• _Data to examine_

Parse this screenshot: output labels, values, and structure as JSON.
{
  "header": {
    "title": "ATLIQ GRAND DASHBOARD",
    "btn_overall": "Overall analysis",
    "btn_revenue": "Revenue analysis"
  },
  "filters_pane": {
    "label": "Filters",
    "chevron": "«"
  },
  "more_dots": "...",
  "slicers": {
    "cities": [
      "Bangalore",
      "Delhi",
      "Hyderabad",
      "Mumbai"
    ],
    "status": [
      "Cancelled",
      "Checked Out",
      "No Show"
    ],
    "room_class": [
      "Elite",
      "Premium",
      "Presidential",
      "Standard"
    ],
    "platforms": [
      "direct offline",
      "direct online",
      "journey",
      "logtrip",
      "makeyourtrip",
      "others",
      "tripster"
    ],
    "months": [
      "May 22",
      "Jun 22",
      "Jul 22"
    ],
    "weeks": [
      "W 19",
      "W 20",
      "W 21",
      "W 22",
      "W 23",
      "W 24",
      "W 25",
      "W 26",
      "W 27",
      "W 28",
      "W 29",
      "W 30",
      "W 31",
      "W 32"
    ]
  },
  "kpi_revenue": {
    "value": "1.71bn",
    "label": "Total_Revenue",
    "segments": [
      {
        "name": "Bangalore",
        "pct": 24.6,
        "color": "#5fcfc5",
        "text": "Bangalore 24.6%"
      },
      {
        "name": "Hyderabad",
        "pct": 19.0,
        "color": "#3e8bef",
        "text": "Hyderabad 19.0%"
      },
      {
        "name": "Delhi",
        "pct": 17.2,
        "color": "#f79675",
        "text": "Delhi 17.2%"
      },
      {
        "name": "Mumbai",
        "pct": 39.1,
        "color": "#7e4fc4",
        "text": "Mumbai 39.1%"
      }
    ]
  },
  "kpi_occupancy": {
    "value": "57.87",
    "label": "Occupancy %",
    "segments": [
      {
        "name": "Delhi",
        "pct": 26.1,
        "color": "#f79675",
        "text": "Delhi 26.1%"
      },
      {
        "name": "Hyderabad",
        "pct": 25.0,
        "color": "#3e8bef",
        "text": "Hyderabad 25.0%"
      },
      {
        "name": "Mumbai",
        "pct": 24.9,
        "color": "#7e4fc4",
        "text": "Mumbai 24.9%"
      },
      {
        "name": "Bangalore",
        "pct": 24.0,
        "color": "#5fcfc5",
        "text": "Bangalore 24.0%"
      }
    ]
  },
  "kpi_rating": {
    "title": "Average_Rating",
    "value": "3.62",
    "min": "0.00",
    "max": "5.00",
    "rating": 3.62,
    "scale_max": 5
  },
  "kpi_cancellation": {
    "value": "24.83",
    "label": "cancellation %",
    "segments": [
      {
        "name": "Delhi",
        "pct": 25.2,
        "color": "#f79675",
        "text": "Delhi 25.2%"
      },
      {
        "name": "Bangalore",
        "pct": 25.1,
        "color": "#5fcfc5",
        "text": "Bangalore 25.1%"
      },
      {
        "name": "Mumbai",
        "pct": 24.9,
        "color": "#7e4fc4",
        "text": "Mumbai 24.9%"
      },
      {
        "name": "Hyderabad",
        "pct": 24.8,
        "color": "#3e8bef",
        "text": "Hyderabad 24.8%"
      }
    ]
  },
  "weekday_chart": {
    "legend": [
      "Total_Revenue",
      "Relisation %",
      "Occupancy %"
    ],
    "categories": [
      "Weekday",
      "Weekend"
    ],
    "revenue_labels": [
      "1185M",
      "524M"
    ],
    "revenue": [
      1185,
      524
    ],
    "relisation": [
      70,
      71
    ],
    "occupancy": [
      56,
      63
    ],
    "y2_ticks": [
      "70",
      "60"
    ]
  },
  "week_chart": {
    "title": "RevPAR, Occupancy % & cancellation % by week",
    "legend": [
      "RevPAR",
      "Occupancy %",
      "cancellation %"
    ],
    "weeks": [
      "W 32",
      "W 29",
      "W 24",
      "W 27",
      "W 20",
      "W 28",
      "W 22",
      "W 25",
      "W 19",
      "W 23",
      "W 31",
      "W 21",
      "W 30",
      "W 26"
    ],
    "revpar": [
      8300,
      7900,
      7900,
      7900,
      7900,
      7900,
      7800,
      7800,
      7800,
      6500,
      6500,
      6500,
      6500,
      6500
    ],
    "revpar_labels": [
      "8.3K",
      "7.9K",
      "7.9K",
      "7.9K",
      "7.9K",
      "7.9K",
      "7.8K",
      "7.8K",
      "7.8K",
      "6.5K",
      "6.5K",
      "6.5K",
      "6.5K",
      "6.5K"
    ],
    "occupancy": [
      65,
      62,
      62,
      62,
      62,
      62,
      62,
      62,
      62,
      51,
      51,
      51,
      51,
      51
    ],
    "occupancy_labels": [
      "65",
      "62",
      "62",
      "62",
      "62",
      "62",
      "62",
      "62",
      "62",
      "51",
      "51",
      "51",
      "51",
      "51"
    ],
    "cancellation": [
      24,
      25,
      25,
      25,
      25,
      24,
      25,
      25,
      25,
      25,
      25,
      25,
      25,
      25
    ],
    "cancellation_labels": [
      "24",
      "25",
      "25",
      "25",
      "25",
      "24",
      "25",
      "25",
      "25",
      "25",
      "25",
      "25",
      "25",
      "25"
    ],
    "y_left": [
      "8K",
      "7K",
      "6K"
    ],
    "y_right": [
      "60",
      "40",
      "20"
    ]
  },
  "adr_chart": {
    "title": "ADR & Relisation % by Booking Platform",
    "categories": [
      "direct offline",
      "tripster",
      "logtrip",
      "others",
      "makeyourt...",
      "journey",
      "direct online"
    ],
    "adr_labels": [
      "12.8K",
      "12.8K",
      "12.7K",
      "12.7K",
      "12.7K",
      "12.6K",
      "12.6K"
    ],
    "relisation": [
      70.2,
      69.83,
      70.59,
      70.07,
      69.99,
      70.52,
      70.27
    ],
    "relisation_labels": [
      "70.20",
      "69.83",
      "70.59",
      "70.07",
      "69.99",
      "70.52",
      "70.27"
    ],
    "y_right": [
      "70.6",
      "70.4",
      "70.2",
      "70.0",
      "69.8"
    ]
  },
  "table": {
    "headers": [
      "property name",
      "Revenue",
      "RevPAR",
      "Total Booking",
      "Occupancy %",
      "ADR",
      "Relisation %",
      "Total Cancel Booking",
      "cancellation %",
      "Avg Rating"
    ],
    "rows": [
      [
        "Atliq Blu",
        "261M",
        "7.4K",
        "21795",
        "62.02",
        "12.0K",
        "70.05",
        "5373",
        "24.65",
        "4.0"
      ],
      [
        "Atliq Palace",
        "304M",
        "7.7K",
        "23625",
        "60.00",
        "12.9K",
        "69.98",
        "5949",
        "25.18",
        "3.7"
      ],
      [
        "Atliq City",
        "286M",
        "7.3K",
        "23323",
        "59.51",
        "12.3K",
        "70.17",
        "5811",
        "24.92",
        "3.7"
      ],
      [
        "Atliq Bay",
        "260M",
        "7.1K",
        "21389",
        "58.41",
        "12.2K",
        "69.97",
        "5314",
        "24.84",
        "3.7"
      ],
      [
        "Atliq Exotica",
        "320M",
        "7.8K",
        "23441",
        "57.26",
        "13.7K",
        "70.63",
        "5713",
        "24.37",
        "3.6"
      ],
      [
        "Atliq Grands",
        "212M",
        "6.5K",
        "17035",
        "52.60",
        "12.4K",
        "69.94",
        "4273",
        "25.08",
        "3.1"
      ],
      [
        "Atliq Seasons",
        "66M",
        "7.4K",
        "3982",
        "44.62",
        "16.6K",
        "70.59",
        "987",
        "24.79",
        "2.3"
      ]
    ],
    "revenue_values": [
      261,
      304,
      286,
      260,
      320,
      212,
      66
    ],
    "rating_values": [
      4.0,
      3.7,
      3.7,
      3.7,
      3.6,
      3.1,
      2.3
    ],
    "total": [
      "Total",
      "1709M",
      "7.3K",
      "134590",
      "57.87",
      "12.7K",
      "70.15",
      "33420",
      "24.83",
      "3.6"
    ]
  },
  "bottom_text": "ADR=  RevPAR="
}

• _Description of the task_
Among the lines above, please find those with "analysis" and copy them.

• _Reply_
    "btn_overall": "Overall analysis",
    "btn_revenue": "Revenue analysis"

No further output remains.